TASK INPUTS -
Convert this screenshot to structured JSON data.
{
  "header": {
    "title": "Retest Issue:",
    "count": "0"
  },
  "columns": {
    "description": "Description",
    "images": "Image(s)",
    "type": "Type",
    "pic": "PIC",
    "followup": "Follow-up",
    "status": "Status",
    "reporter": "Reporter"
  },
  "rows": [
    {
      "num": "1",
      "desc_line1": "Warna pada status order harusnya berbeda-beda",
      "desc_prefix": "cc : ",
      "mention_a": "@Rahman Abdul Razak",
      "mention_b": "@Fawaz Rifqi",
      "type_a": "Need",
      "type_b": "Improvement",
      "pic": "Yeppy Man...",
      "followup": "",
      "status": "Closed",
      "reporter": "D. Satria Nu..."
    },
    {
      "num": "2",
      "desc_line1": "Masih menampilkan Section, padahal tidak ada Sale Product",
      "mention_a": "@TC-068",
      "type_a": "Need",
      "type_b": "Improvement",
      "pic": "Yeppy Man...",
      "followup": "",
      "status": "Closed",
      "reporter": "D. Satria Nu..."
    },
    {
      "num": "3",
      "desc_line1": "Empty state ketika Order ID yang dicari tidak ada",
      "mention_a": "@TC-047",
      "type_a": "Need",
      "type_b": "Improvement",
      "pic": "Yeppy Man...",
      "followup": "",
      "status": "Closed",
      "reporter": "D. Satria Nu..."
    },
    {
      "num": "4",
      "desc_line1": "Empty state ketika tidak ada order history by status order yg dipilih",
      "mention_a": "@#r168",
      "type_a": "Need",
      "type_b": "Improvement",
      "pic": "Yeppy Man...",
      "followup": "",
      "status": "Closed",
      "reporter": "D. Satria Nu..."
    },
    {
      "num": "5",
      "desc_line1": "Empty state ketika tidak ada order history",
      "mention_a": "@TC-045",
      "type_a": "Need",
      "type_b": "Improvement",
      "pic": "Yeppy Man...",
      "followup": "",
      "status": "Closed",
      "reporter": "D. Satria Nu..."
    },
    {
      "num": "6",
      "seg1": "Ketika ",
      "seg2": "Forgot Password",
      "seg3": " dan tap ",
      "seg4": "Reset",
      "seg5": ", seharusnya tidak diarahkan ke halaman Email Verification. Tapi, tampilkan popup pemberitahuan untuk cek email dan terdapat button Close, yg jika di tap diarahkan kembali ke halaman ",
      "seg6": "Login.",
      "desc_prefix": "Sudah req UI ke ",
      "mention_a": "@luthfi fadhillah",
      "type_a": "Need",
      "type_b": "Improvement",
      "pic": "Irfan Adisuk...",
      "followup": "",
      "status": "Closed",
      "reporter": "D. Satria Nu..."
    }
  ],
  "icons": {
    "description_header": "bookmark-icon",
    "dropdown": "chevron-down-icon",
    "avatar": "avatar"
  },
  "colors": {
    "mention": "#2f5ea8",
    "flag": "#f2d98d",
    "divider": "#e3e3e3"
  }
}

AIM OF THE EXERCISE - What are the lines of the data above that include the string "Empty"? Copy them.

FINAL ANSWER -
      "desc_line1": "Empty state ketika Order ID yang dicari tidak ada",
      "desc_line1": "Empty state ketika tidak ada order history by status order yg dipilih",
      "desc_line1": "Empty state ketika tidak ada order history",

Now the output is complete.